I can never really peg it, but the Scottish new wave band Simple Minds just stood apart from their keyboard toting contemporaries. Maybe it was the vaguely medieval album graphics that adorned nearly all the bands releases during the first half of the ’80s.
Scottish tradition may have had a part in it as the band sounded less ‘electronic’ and more guitar oriented. Whatever it was the Simple Minds had evolved from making teen dance in the late ’70s to the stoic masterpiece of New Gold Dream 81 82 83 84. The odd title might suggest a greatest hits album, in fact that’s why I bought it not knowing any better.
Being that alt-rock music info was hard to come by in pre-internet 1983, it seemed like a good place to start. In reality New Gold Dream represents a little bit of Simple Minds past (dance music) with their new-found musical maturity expressed in soaring twin guitar and keyboard anthems. The album even featured Herbie Hancock on a track.

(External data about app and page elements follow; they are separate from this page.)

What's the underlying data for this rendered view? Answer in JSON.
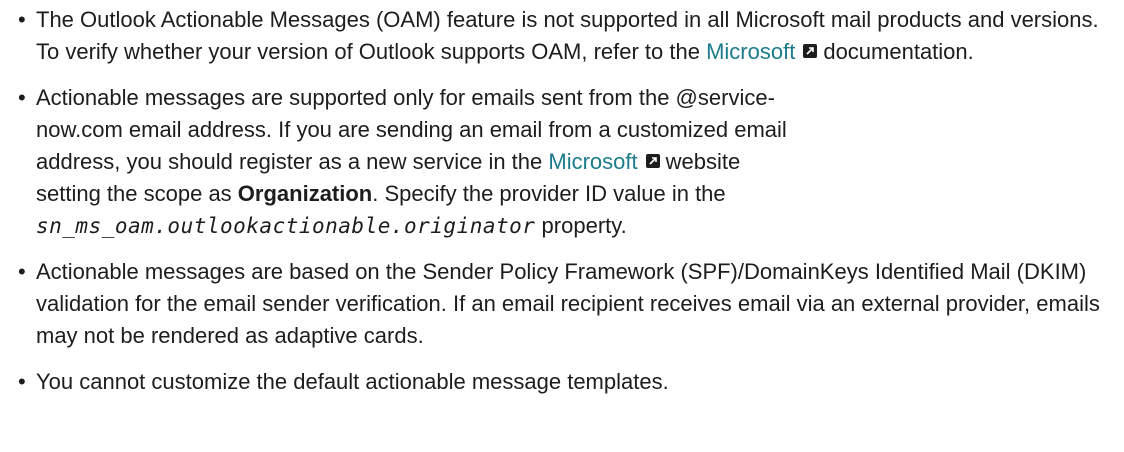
{
  "notes": {
    "item1": {
      "text_a": "The Outlook Actionable Messages (OAM) feature is not supported in all Microsoft mail products and versions. To verify whether your version of Outlook supports OAM, refer to the ",
      "link": "Microsoft",
      "text_b": "documentation."
    },
    "item2": {
      "line1": "Actionable messages are supported only for emails sent from the @service-",
      "line2": "now.com email address. If you are sending an email from a customized email",
      "line3_a": "address, you should register as a new service in the ",
      "link": "Microsoft",
      "line3_b": "website",
      "line4_a": "setting the scope as ",
      "bold": "Organization",
      "line4_b": ". Specify the provider ID value in the",
      "code": "sn_ms_oam.outlookactionable.originator",
      "line5_b": " property."
    },
    "item3": {
      "text": "Actionable messages are based on the Sender Policy Framework (SPF)/DomainKeys Identified Mail (DKIM) validation for the email sender verification. If an email recipient receives email via an external provider, emails may not be rendered as adaptive cards."
    },
    "item4": {
      "text": "You cannot customize the default actionable message templates."
    }
  },
  "icons": {
    "external_link": "external-link-icon"
  },
  "colors": {
    "link": "#1c7c8c",
    "text": "#1d1d1d"
  }
}
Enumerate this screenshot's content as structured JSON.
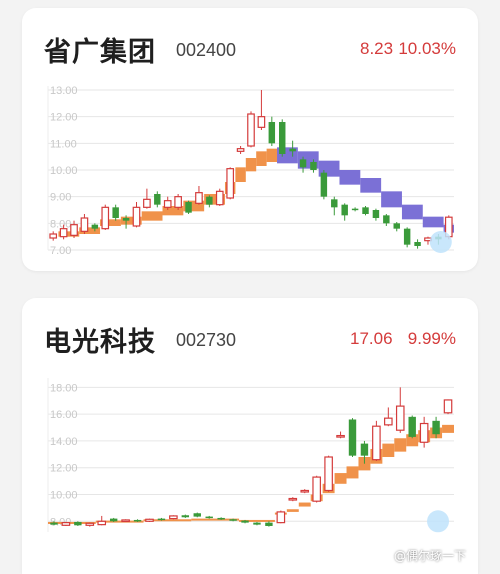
{
  "cards": [
    {
      "name": "省广集团",
      "code": "002400",
      "price": "8.23",
      "change_pct": "10.03%",
      "chart_data": {
        "type": "candlestick",
        "y_ticks": [
          "13.00",
          "12.00",
          "11.00",
          "10.00",
          "9.00",
          "8.00",
          "7.00"
        ],
        "ylim": [
          7.0,
          13.0
        ],
        "colors": {
          "up": "#d43b3b",
          "down": "#3a9a3a",
          "band_low": "#f0924a",
          "band_high": "#7b70d6",
          "grid": "#e6e6e6",
          "tick": "#c8c8c8"
        },
        "candles": [
          {
            "o": 7.45,
            "c": 7.6,
            "h": 7.7,
            "l": 7.35
          },
          {
            "o": 7.5,
            "c": 7.8,
            "h": 7.95,
            "l": 7.4
          },
          {
            "o": 7.55,
            "c": 7.95,
            "h": 8.1,
            "l": 7.45
          },
          {
            "o": 7.7,
            "c": 8.2,
            "h": 8.35,
            "l": 7.6
          },
          {
            "o": 7.95,
            "c": 7.8,
            "h": 8.0,
            "l": 7.7
          },
          {
            "o": 7.8,
            "c": 8.6,
            "h": 8.7,
            "l": 7.75
          },
          {
            "o": 8.6,
            "c": 8.2,
            "h": 8.7,
            "l": 8.1
          },
          {
            "o": 8.2,
            "c": 8.1,
            "h": 8.3,
            "l": 7.8
          },
          {
            "o": 7.9,
            "c": 8.6,
            "h": 8.8,
            "l": 7.85
          },
          {
            "o": 8.6,
            "c": 8.9,
            "h": 9.3,
            "l": 8.55
          },
          {
            "o": 9.1,
            "c": 8.7,
            "h": 9.2,
            "l": 8.6
          },
          {
            "o": 8.6,
            "c": 8.85,
            "h": 9.0,
            "l": 8.5
          },
          {
            "o": 8.6,
            "c": 9.0,
            "h": 9.1,
            "l": 8.5
          },
          {
            "o": 8.8,
            "c": 8.4,
            "h": 8.85,
            "l": 8.35
          },
          {
            "o": 8.75,
            "c": 9.15,
            "h": 9.4,
            "l": 8.7
          },
          {
            "o": 9.0,
            "c": 8.7,
            "h": 9.05,
            "l": 8.6
          },
          {
            "o": 8.7,
            "c": 9.2,
            "h": 9.3,
            "l": 8.65
          },
          {
            "o": 8.95,
            "c": 10.05,
            "h": 10.1,
            "l": 8.9
          },
          {
            "o": 10.7,
            "c": 10.8,
            "h": 10.9,
            "l": 10.6
          },
          {
            "o": 10.9,
            "c": 12.1,
            "h": 12.2,
            "l": 10.85
          },
          {
            "o": 11.6,
            "c": 12.0,
            "h": 13.0,
            "l": 11.5
          },
          {
            "o": 11.8,
            "c": 11.0,
            "h": 12.0,
            "l": 10.9
          },
          {
            "o": 11.8,
            "c": 10.6,
            "h": 11.9,
            "l": 10.5
          },
          {
            "o": 10.8,
            "c": 10.7,
            "h": 11.1,
            "l": 10.5
          },
          {
            "o": 10.4,
            "c": 10.1,
            "h": 10.5,
            "l": 9.9
          },
          {
            "o": 10.3,
            "c": 10.0,
            "h": 10.4,
            "l": 9.9
          },
          {
            "o": 9.9,
            "c": 9.0,
            "h": 10.0,
            "l": 8.9
          },
          {
            "o": 8.9,
            "c": 8.6,
            "h": 9.0,
            "l": 8.3
          },
          {
            "o": 8.7,
            "c": 8.3,
            "h": 8.75,
            "l": 8.1
          },
          {
            "o": 8.55,
            "c": 8.5,
            "h": 8.6,
            "l": 8.45
          },
          {
            "o": 8.6,
            "c": 8.35,
            "h": 8.65,
            "l": 8.3
          },
          {
            "o": 8.5,
            "c": 8.2,
            "h": 8.55,
            "l": 8.1
          },
          {
            "o": 8.3,
            "c": 8.0,
            "h": 8.35,
            "l": 7.9
          },
          {
            "o": 8.0,
            "c": 7.8,
            "h": 8.05,
            "l": 7.7
          },
          {
            "o": 7.8,
            "c": 7.2,
            "h": 7.85,
            "l": 7.1
          },
          {
            "o": 7.3,
            "c": 7.15,
            "h": 7.4,
            "l": 7.05
          },
          {
            "o": 7.35,
            "c": 7.45,
            "h": 7.5,
            "l": 7.2
          },
          {
            "o": 7.5,
            "c": 7.4,
            "h": 7.6,
            "l": 7.2
          },
          {
            "o": 7.5,
            "c": 8.23,
            "h": 8.3,
            "l": 7.4
          }
        ],
        "band": [
          {
            "from": 1,
            "lo": 7.5,
            "hi": 7.7,
            "up": true
          },
          {
            "from": 3,
            "lo": 7.6,
            "hi": 7.85,
            "up": true
          },
          {
            "from": 5,
            "lo": 7.9,
            "hi": 8.15,
            "up": true
          },
          {
            "from": 7,
            "lo": 7.95,
            "hi": 8.25,
            "up": true
          },
          {
            "from": 9,
            "lo": 8.1,
            "hi": 8.45,
            "up": true
          },
          {
            "from": 11,
            "lo": 8.3,
            "hi": 8.65,
            "up": true
          },
          {
            "from": 13,
            "lo": 8.45,
            "hi": 8.85,
            "up": true
          },
          {
            "from": 15,
            "lo": 8.7,
            "hi": 9.1,
            "up": true
          },
          {
            "from": 17,
            "lo": 9.1,
            "hi": 9.55,
            "up": true
          },
          {
            "from": 18,
            "lo": 9.55,
            "hi": 10.1,
            "up": true
          },
          {
            "from": 19,
            "lo": 9.95,
            "hi": 10.45,
            "up": true
          },
          {
            "from": 20,
            "lo": 10.15,
            "hi": 10.7,
            "up": true
          },
          {
            "from": 21,
            "lo": 10.3,
            "hi": 10.8,
            "up": true
          },
          {
            "from": 22,
            "lo": 10.25,
            "hi": 10.85,
            "up": false
          },
          {
            "from": 24,
            "lo": 10.05,
            "hi": 10.7,
            "up": false
          },
          {
            "from": 26,
            "lo": 9.75,
            "hi": 10.35,
            "up": false
          },
          {
            "from": 28,
            "lo": 9.45,
            "hi": 10.0,
            "up": false
          },
          {
            "from": 30,
            "lo": 9.15,
            "hi": 9.7,
            "up": false
          },
          {
            "from": 32,
            "lo": 8.6,
            "hi": 9.2,
            "up": false
          },
          {
            "from": 34,
            "lo": 8.15,
            "hi": 8.7,
            "up": false
          },
          {
            "from": 36,
            "lo": 7.85,
            "hi": 8.25,
            "up": false
          },
          {
            "from": 38,
            "lo": 7.65,
            "hi": 7.95,
            "up": false
          }
        ]
      }
    },
    {
      "name": "电光科技",
      "code": "002730",
      "price": "17.06",
      "change_pct": "9.99%",
      "chart_data": {
        "type": "candlestick",
        "y_ticks": [
          "18.00",
          "16.00",
          "14.00",
          "12.00",
          "10.00",
          "8.00"
        ],
        "ylim": [
          7.2,
          18.4
        ],
        "colors": {
          "up": "#d43b3b",
          "down": "#3a9a3a",
          "band_low": "#f0924a",
          "band_high": "#7b70d6",
          "grid": "#e6e6e6",
          "tick": "#c8c8c8"
        },
        "candles": [
          {
            "o": 7.9,
            "c": 7.75,
            "h": 8.0,
            "l": 7.7
          },
          {
            "o": 7.7,
            "c": 7.9,
            "h": 7.95,
            "l": 7.65
          },
          {
            "o": 7.95,
            "c": 7.7,
            "h": 8.0,
            "l": 7.65
          },
          {
            "o": 7.7,
            "c": 7.85,
            "h": 7.9,
            "l": 7.6
          },
          {
            "o": 7.75,
            "c": 8.0,
            "h": 8.4,
            "l": 7.7
          },
          {
            "o": 8.2,
            "c": 8.0,
            "h": 8.25,
            "l": 7.95
          },
          {
            "o": 8.0,
            "c": 8.1,
            "h": 8.15,
            "l": 7.95
          },
          {
            "o": 8.1,
            "c": 8.0,
            "h": 8.15,
            "l": 7.95
          },
          {
            "o": 8.0,
            "c": 8.15,
            "h": 8.2,
            "l": 7.95
          },
          {
            "o": 8.2,
            "c": 8.1,
            "h": 8.25,
            "l": 8.05
          },
          {
            "o": 8.2,
            "c": 8.4,
            "h": 8.45,
            "l": 8.15
          },
          {
            "o": 8.45,
            "c": 8.3,
            "h": 8.5,
            "l": 8.25
          },
          {
            "o": 8.6,
            "c": 8.35,
            "h": 8.65,
            "l": 8.3
          },
          {
            "o": 8.35,
            "c": 8.25,
            "h": 8.4,
            "l": 8.2
          },
          {
            "o": 8.25,
            "c": 8.15,
            "h": 8.3,
            "l": 8.1
          },
          {
            "o": 8.15,
            "c": 8.05,
            "h": 8.2,
            "l": 8.0
          },
          {
            "o": 8.05,
            "c": 7.9,
            "h": 8.1,
            "l": 7.85
          },
          {
            "o": 7.9,
            "c": 7.75,
            "h": 7.95,
            "l": 7.7
          },
          {
            "o": 7.9,
            "c": 7.65,
            "h": 8.0,
            "l": 7.6
          },
          {
            "o": 7.9,
            "c": 8.7,
            "h": 8.8,
            "l": 7.85
          },
          {
            "o": 9.6,
            "c": 9.7,
            "h": 9.8,
            "l": 9.5
          },
          {
            "o": 10.2,
            "c": 10.3,
            "h": 10.4,
            "l": 10.1
          },
          {
            "o": 9.5,
            "c": 11.3,
            "h": 11.4,
            "l": 9.4
          },
          {
            "o": 10.3,
            "c": 12.8,
            "h": 12.9,
            "l": 10.2
          },
          {
            "o": 14.3,
            "c": 14.4,
            "h": 14.7,
            "l": 14.2
          },
          {
            "o": 15.6,
            "c": 12.9,
            "h": 15.7,
            "l": 12.8
          },
          {
            "o": 13.8,
            "c": 12.9,
            "h": 14.0,
            "l": 12.3
          },
          {
            "o": 12.6,
            "c": 15.1,
            "h": 15.5,
            "l": 12.5
          },
          {
            "o": 15.2,
            "c": 15.7,
            "h": 16.5,
            "l": 15.1
          },
          {
            "o": 14.8,
            "c": 16.6,
            "h": 18.0,
            "l": 14.6
          },
          {
            "o": 15.8,
            "c": 14.3,
            "h": 15.9,
            "l": 14.2
          },
          {
            "o": 13.9,
            "c": 15.3,
            "h": 15.8,
            "l": 13.5
          },
          {
            "o": 15.5,
            "c": 14.5,
            "h": 15.8,
            "l": 14.2
          },
          {
            "o": 16.1,
            "c": 17.06,
            "h": 17.1,
            "l": 16.0
          }
        ],
        "band": [
          {
            "from": 0,
            "lo": 7.8,
            "hi": 7.95,
            "up": true
          },
          {
            "from": 4,
            "lo": 7.9,
            "hi": 8.05,
            "up": true
          },
          {
            "from": 8,
            "lo": 8.0,
            "hi": 8.15,
            "up": true
          },
          {
            "from": 12,
            "lo": 8.05,
            "hi": 8.2,
            "up": true
          },
          {
            "from": 16,
            "lo": 7.95,
            "hi": 8.1,
            "up": true
          },
          {
            "from": 19,
            "lo": 8.5,
            "hi": 8.65,
            "up": true
          },
          {
            "from": 20,
            "lo": 8.7,
            "hi": 8.9,
            "up": true
          },
          {
            "from": 21,
            "lo": 9.1,
            "hi": 9.4,
            "up": true
          },
          {
            "from": 22,
            "lo": 9.5,
            "hi": 10.0,
            "up": true
          },
          {
            "from": 23,
            "lo": 10.1,
            "hi": 10.8,
            "up": true
          },
          {
            "from": 24,
            "lo": 10.8,
            "hi": 11.6,
            "up": true
          },
          {
            "from": 25,
            "lo": 11.2,
            "hi": 12.1,
            "up": true
          },
          {
            "from": 26,
            "lo": 11.8,
            "hi": 12.8,
            "up": true
          },
          {
            "from": 27,
            "lo": 12.3,
            "hi": 13.4,
            "up": true
          },
          {
            "from": 28,
            "lo": 12.8,
            "hi": 13.8,
            "up": true
          },
          {
            "from": 29,
            "lo": 13.2,
            "hi": 14.2,
            "up": true
          },
          {
            "from": 30,
            "lo": 13.6,
            "hi": 14.5,
            "up": true
          },
          {
            "from": 31,
            "lo": 13.9,
            "hi": 14.8,
            "up": true
          },
          {
            "from": 32,
            "lo": 14.2,
            "hi": 15.0,
            "up": true
          },
          {
            "from": 33,
            "lo": 14.6,
            "hi": 15.2,
            "up": true
          }
        ]
      }
    }
  ],
  "watermark": "@偶尔琢一下"
}
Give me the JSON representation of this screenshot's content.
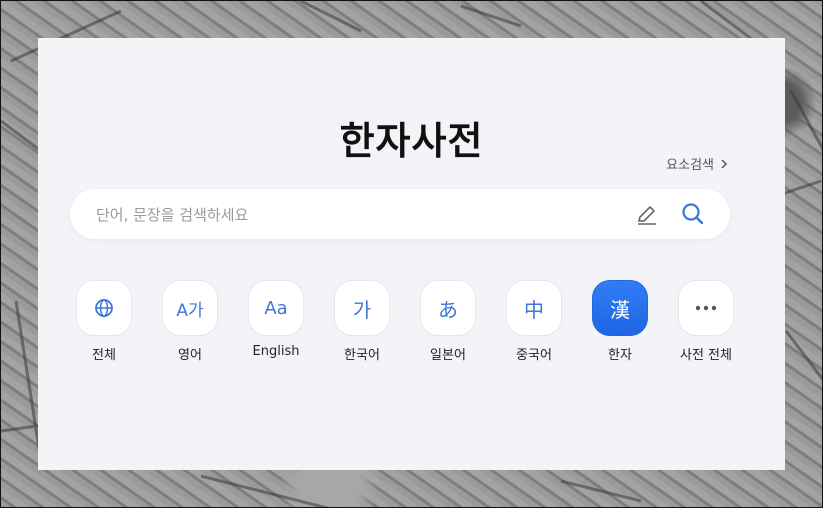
{
  "page": {
    "title": "한자사전",
    "element_search": "요소검색",
    "search": {
      "placeholder": "단어, 문장을 검색하세요",
      "value": ""
    },
    "icons": {
      "pen": "pen-icon",
      "search": "search-icon",
      "chevron": "chevron-right-icon"
    },
    "categories": [
      {
        "label": "전체",
        "glyph": "",
        "icon": "globe-icon"
      },
      {
        "label": "영어",
        "glyph": "A가",
        "icon": ""
      },
      {
        "label": "English",
        "glyph": "Aa",
        "icon": ""
      },
      {
        "label": "한국어",
        "glyph": "가",
        "icon": ""
      },
      {
        "label": "일본어",
        "glyph": "あ",
        "icon": ""
      },
      {
        "label": "중국어",
        "glyph": "中",
        "icon": ""
      },
      {
        "label": "한자",
        "glyph": "漢",
        "icon": "",
        "active": true
      },
      {
        "label": "사전 전체",
        "glyph": "",
        "icon": "more-dots-icon"
      }
    ],
    "colors": {
      "accent": "#2f7df6",
      "icon": "#3f76d8",
      "panel": "#f3f4f8"
    }
  }
}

Produced by Peter Walsh, the stoic sound lead by vocalist Jim Kerr would later be known for getting its start here. The big wall of sound of songs like “Someone Somewhere in Summertime” and ’Glittering Prize’ were countered by dance songs like ‘Someone Up There Likes Me’ and ‘Promised You A Miracle”. The former single was a minor hit in the US. Like most English new wave music, its entry into American households was via MTV or possibly college radio.
‘Promised You a Miracle was the first Simple Minds song I had ever heard, it alone would have been enough to make me a fan. Written specifically to appeal to radio audiences, the song worked and is acknowledged by Jim Kerr as the bands first pure pop song.
New Gold Dream had that effect on a lot of people. It was the big breakout album that put the band on the map in the UK and Europe. Americans would not truly embrace the band until Once Upon a Time in 1985. In the years leading up to mainstream success, Simple Minds was playlist favorite on many college radio stations.
Like many great bands that rise to a point, Simple Minds lost its way. By the mid ’80s they were hardly recognizable from what they were just five years before. The recognition that the album was a pivotal juncture in Simple Mind’s career was recognized by the multiple re-issues in 2003 and once again in 2004.